### Aim of the task
Print out each record below, unaltered and complete, without its images.

(Excerpts from a dataset)
....................
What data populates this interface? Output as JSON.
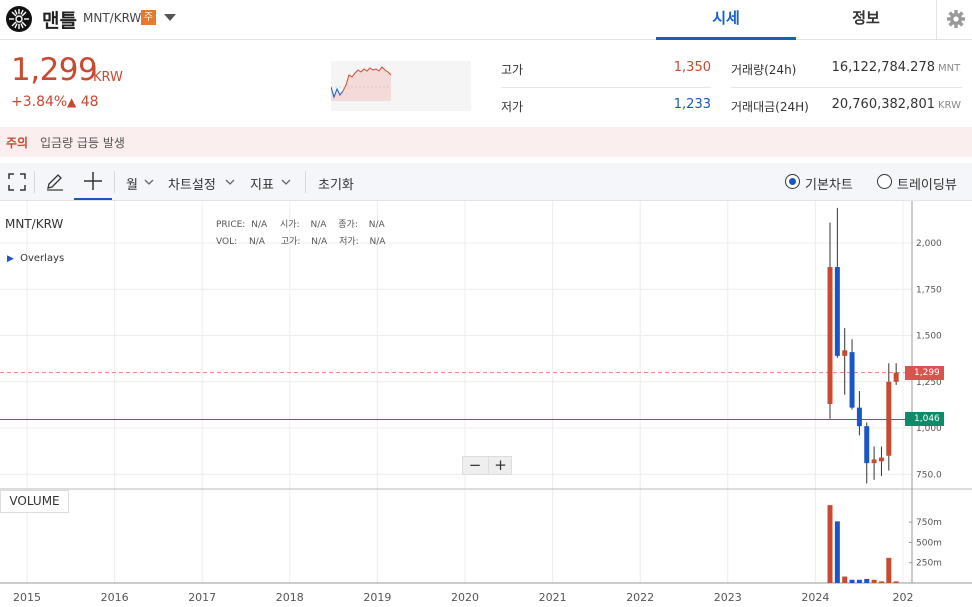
{
  "header": {
    "coin_name": "맨틀",
    "pair": "MNT/KRW",
    "badge": "주",
    "tabs": [
      {
        "label": "시세",
        "active": true
      },
      {
        "label": "정보",
        "active": false
      }
    ]
  },
  "ticker": {
    "price": "1,299",
    "unit": "KRW",
    "change_pct": "+3.84%",
    "change_arrow": "▲",
    "change_amount": "48",
    "high_label": "고가",
    "high_value": "1,350",
    "low_label": "저가",
    "low_value": "1,233",
    "volume_label": "거래량(24h)",
    "volume_value": "16,122,784.278",
    "volume_unit": "MNT",
    "turnover_label": "거래대금(24H)",
    "turnover_value": "20,760,382,801",
    "turnover_unit": "KRW"
  },
  "alert": {
    "tag": "주의",
    "message": "입금량 급등 발생"
  },
  "toolbar": {
    "period": "월",
    "chart_settings": "차트설정",
    "indicators": "지표",
    "reset": "초기화",
    "view_basic": "기본차트",
    "view_trading": "트레이딩뷰",
    "selected_view": "기본차트"
  },
  "chart": {
    "symbol": "MNT/KRW",
    "overlays": "Overlays",
    "price_label": "PRICE:",
    "price_val": "N/A",
    "open_label": "시가:",
    "open_val": "N/A",
    "close_label": "종가:",
    "close_val": "N/A",
    "vol_label": "VOL:",
    "vol_val": "N/A",
    "high_label": "고가:",
    "high_val": "N/A",
    "low_label": "저가:",
    "low_val": "N/A",
    "volume_button": "VOLUME",
    "zoom_out": "−",
    "zoom_in": "+",
    "current_price_tag": "1,299",
    "reference_tag": "1,046"
  },
  "colors": {
    "up": "#c84a31",
    "down": "#1a57c6",
    "accent": "#1460c8",
    "reference_line": "#0f8a6b"
  },
  "chart_data": {
    "type": "candlestick",
    "x_tick_labels": [
      "2015",
      "2016",
      "2017",
      "2018",
      "2019",
      "2020",
      "2021",
      "2022",
      "2023",
      "2024",
      "202"
    ],
    "y_tick_labels": [
      "750.0",
      "1,000",
      "1,250",
      "1,500",
      "1,750",
      "2,000"
    ],
    "volume_tick_labels": [
      "250m",
      "500m",
      "750m"
    ],
    "ylim": [
      640,
      2230
    ],
    "current_price": 1299,
    "reference_line": 1046,
    "candles": [
      {
        "t": "2024-03",
        "open": 1130,
        "high": 2110,
        "low": 1050,
        "close": 1870
      },
      {
        "t": "2024-04",
        "open": 1870,
        "high": 2190,
        "low": 1380,
        "close": 1390
      },
      {
        "t": "2024-05",
        "open": 1390,
        "high": 1540,
        "low": 1180,
        "close": 1420
      },
      {
        "t": "2024-06",
        "open": 1410,
        "high": 1480,
        "low": 1100,
        "close": 1110
      },
      {
        "t": "2024-07",
        "open": 1110,
        "high": 1200,
        "low": 960,
        "close": 1010
      },
      {
        "t": "2024-08",
        "open": 1010,
        "high": 1030,
        "low": 700,
        "close": 810
      },
      {
        "t": "2024-09",
        "open": 810,
        "high": 900,
        "low": 720,
        "close": 830
      },
      {
        "t": "2024-10",
        "open": 820,
        "high": 900,
        "low": 740,
        "close": 840
      },
      {
        "t": "2024-11",
        "open": 850,
        "high": 1350,
        "low": 770,
        "close": 1250
      },
      {
        "t": "2024-12",
        "open": 1250,
        "high": 1350,
        "low": 1233,
        "close": 1299
      }
    ],
    "volume": [
      960,
      760,
      80,
      40,
      40,
      50,
      40,
      20,
      310,
      20
    ]
  }
}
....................
### Answer section
What data populates this interface? Output as JSON.
{
  "header": {
    "coin_name": "맨틀",
    "pair": "MNT/KRW",
    "badge": "주",
    "tabs": [
      {
        "label": "시세",
        "active": true
      },
      {
        "label": "정보",
        "active": false
      }
    ]
  },
  "ticker": {
    "price": "1,299",
    "unit": "KRW",
    "change_pct": "+3.84%",
    "change_arrow": "▲",
    "change_amount": "48",
    "high_label": "고가",
    "high_value": "1,350",
    "low_label": "저가",
    "low_value": "1,233",
    "volume_label": "거래량(24h)",
    "volume_value": "16,122,784.278",
    "volume_unit": "MNT",
    "turnover_label": "거래대금(24H)",
    "turnover_value": "20,760,382,801",
    "turnover_unit": "KRW"
  },
  "alert": {
    "tag": "주의",
    "message": "입금량 급등 발생"
  },
  "toolbar": {
    "period": "월",
    "chart_settings": "차트설정",
    "indicators": "지표",
    "reset": "초기화",
    "view_basic": "기본차트",
    "view_trading": "트레이딩뷰",
    "selected_view": "기본차트"
  },
  "chart": {
    "symbol": "MNT/KRW",
    "overlays": "Overlays",
    "price_label": "PRICE:",
    "price_val": "N/A",
    "open_label": "시가:",
    "open_val": "N/A",
    "close_label": "종가:",
    "close_val": "N/A",
    "vol_label": "VOL:",
    "vol_val": "N/A",
    "high_label": "고가:",
    "high_val": "N/A",
    "low_label": "저가:",
    "low_val": "N/A",
    "volume_button": "VOLUME",
    "zoom_out": "−",
    "zoom_in": "+",
    "current_price_tag": "1,299",
    "reference_tag": "1,046"
  },
  "colors": {
    "up": "#c84a31",
    "down": "#1a57c6",
    "accent": "#1460c8",
    "reference_line": "#0f8a6b"
  },
  "chart_data": {
    "type": "candlestick",
    "x_tick_labels": [
      "2015",
      "2016",
      "2017",
      "2018",
      "2019",
      "2020",
      "2021",
      "2022",
      "2023",
      "2024",
      "202"
    ],
    "y_tick_labels": [
      "750.0",
      "1,000",
      "1,250",
      "1,500",
      "1,750",
      "2,000"
    ],
    "volume_tick_labels": [
      "250m",
      "500m",
      "750m"
    ],
    "ylim": [
      640,
      2230
    ],
    "current_price": 1299,
    "reference_line": 1046,
    "candles": [
      {
        "t": "2024-03",
        "open": 1130,
        "high": 2110,
        "low": 1050,
        "close": 1870
      },
      {
        "t": "2024-04",
        "open": 1870,
        "high": 2190,
        "low": 1380,
        "close": 1390
      },
      {
        "t": "2024-05",
        "open": 1390,
        "high": 1540,
        "low": 1180,
        "close": 1420
      },
      {
        "t": "2024-06",
        "open": 1410,
        "high": 1480,
        "low": 1100,
        "close": 1110
      },
      {
        "t": "2024-07",
        "open": 1110,
        "high": 1200,
        "low": 960,
        "close": 1010
      },
      {
        "t": "2024-08",
        "open": 1010,
        "high": 1030,
        "low": 700,
        "close": 810
      },
      {
        "t": "2024-09",
        "open": 810,
        "high": 900,
        "low": 720,
        "close": 830
      },
      {
        "t": "2024-10",
        "open": 820,
        "high": 900,
        "low": 740,
        "close": 840
      },
      {
        "t": "2024-11",
        "open": 850,
        "high": 1350,
        "low": 770,
        "close": 1250
      },
      {
        "t": "2024-12",
        "open": 1250,
        "high": 1350,
        "low": 1233,
        "close": 1299
      }
    ],
    "volume": [
      960,
      760,
      80,
      40,
      40,
      50,
      40,
      20,
      310,
      20
    ]
  }
}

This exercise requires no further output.